According to Yin (2006), case study research is best applied when the research addresses descriptive or explanatory questions: i.e. what happened, how, and why?

It is also good for describing a situation or phenomenon occurring in the present, where in-depth description is useful and where the researcher does not need to manipulate events.

Yin (2003) identifies three types of case studies:

  1. Exploratory: the case study is used to define questions and hypotheses – or to test out a research procedure – for a further piece of research, such as a large-scale survey.
  2. Descriptive: the case study is used to describe a particular phenomenon within its context. It can be used to expand on a particular theme unearthed by a survey.
  3. Explanatory: the case study explores cause-effect relationships, and/or how events happen.

Only the third of these approaches can stand up as a method in its own right, and not as an ancillary to other quantitative approaches such as surveys or field experiments.

Advantages of the case study as a research method

Case studies are "real" – they offer a chance to get a snapshot of real life: a rich and thick picture. As such, they are most appropriate for dealing with a subject that is context dependent, complex, unusual, or where there is some ambiguity.

In direct contrast to positivist approaches, which seek to generalize, the case study offers particularity: i.e. the opportunity for a holistic approach without the distraction of too many variables (Gummesson, 2007).

While it offers depth and specificity, case study research also offers breadth and diversity in terms of methods of data collection and analytical techniques. For example, one case study can incorporate surveys, interviews, direct observation, and archival research. This offers the possibility of several different layers of analysis which can reveal several different perspectives, with the added benefit of triangulation of the results.

According to Woodside (2010, pp. 2-3) the usefulness of case study research lies in the fact that it encourages research methods that help measure thinking over an ongoing period, for example by multiple interviews.

It can also be a useful method when the unit of analysis, or the subject under consideration, is a collective entity such as an organization or a community.

Disadvantages of the case study as a research method

The most common objection to case study research is that it is insufficiently rigorous. Quite often this criticism relates not to the method as such, but to the way case studies are presented: the author does not leave a clear audit trail detailing his or her research and explaining the conclusions.

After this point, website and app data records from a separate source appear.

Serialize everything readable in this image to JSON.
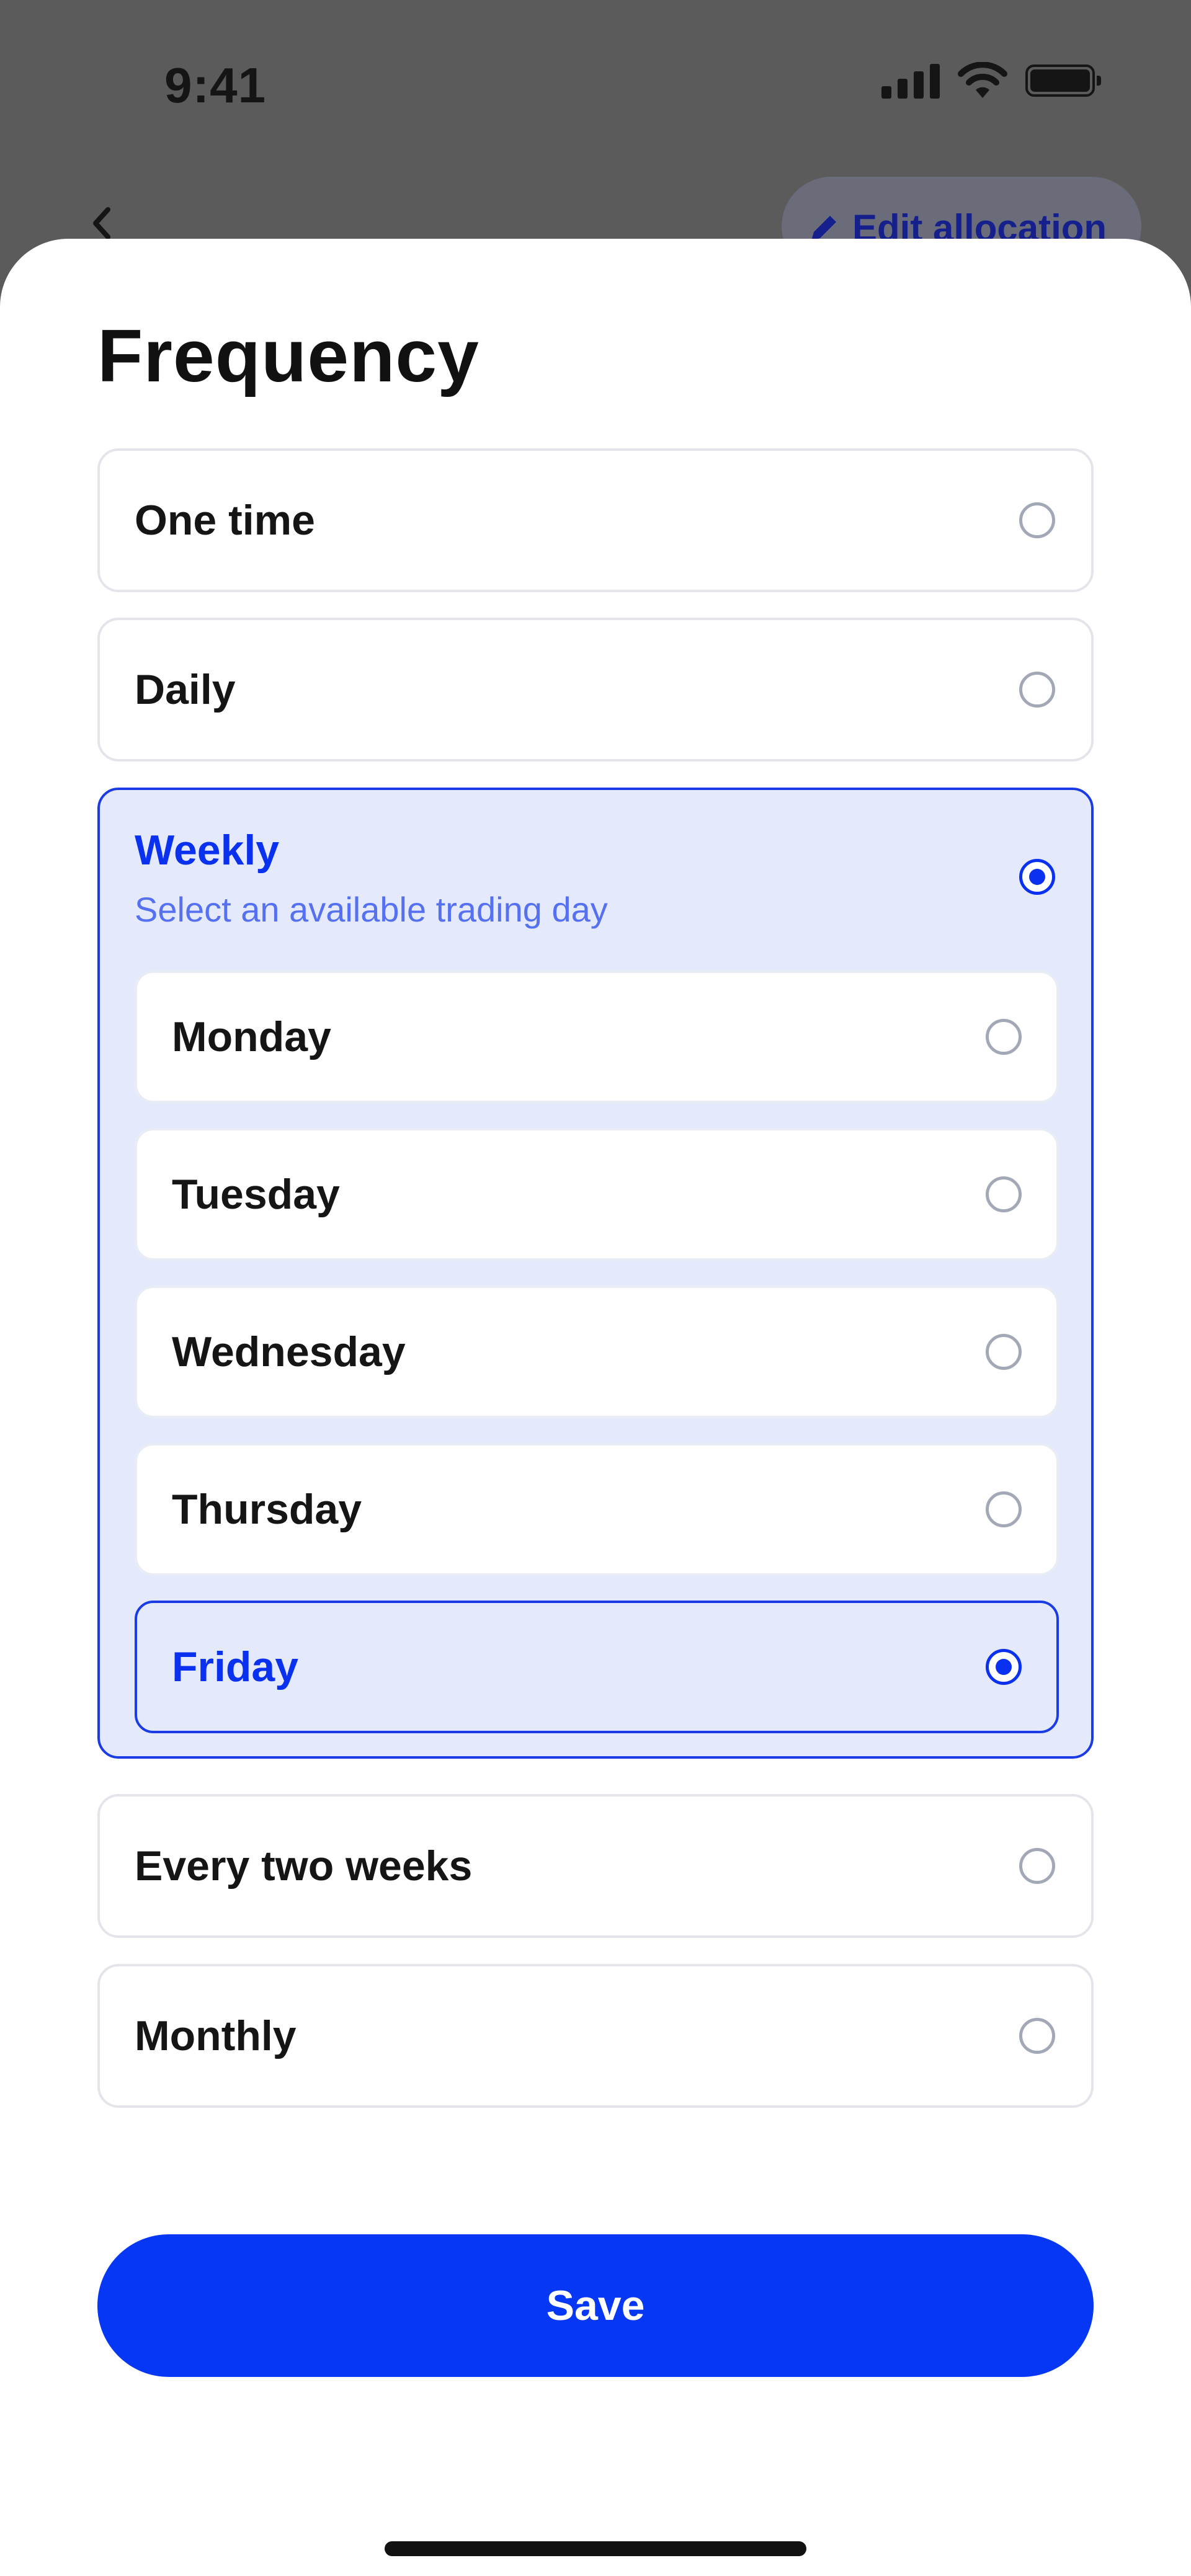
{
  "status_bar": {
    "time": "9:41",
    "icons": [
      "cellular-signal-icon",
      "wifi-icon",
      "battery-icon"
    ]
  },
  "nav": {
    "back_icon": "chevron-left-icon",
    "edit_label": "Edit allocation",
    "edit_icon": "pencil-icon"
  },
  "sheet": {
    "title": "Frequency",
    "options": [
      {
        "label": "One time",
        "selected": false
      },
      {
        "label": "Daily",
        "selected": false
      },
      {
        "label": "Weekly",
        "selected": true
      },
      {
        "label": "Every two weeks",
        "selected": false
      },
      {
        "label": "Monthly",
        "selected": false
      }
    ],
    "weekly": {
      "label": "Weekly",
      "subtitle": "Select an available trading day",
      "days": [
        {
          "label": "Monday",
          "selected": false
        },
        {
          "label": "Tuesday",
          "selected": false
        },
        {
          "label": "Wednesday",
          "selected": false
        },
        {
          "label": "Thursday",
          "selected": false
        },
        {
          "label": "Friday",
          "selected": true
        }
      ]
    },
    "save_label": "Save"
  },
  "colors": {
    "accent": "#0637F5",
    "selected_bg": "#E4EAFB",
    "border": "#E3E5EA",
    "overlay": "#5B5B5B"
  }
}
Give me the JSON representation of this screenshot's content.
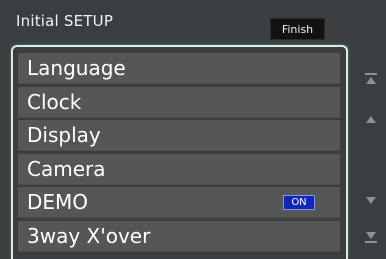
{
  "header": {
    "title": "Initial SETUP",
    "finish_label": "Finish"
  },
  "menu": {
    "items": [
      {
        "label": "Language"
      },
      {
        "label": "Clock"
      },
      {
        "label": "Display"
      },
      {
        "label": "Camera"
      },
      {
        "label": "DEMO",
        "toggle": "ON"
      },
      {
        "label": "3way X'over"
      }
    ]
  },
  "scrollbar": {
    "icons": [
      "scroll-to-top-icon",
      "scroll-up-icon",
      "scroll-down-icon",
      "scroll-to-bottom-icon"
    ]
  },
  "colors": {
    "background": "#3b3e40",
    "item_background": "#545657",
    "frame_highlight": "#d7efe6",
    "on_badge": "#1126b8"
  }
}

Case studies are often seen as a "bolt-on" to a major research project, defining research questions or throwing further light on an issue that has been revealed by a survey. That explanatory research can offer an understanding of a phenomenon is viewed with scepticism by some, on the grounds that a single case study cannot yield a sufficient volume of evidence on which to generalize.

What are the skills needed in case study research?

Case study research is neither a quick nor a soft option. It requires considerable skill on the part of the researcher, who needs to be adept at identifying and analysing data from a number of different sources.

It also requires a skill common to all qualitative researchers: the ability to interpret as well as analyse, to see through spin, and if necessary, check information with another source.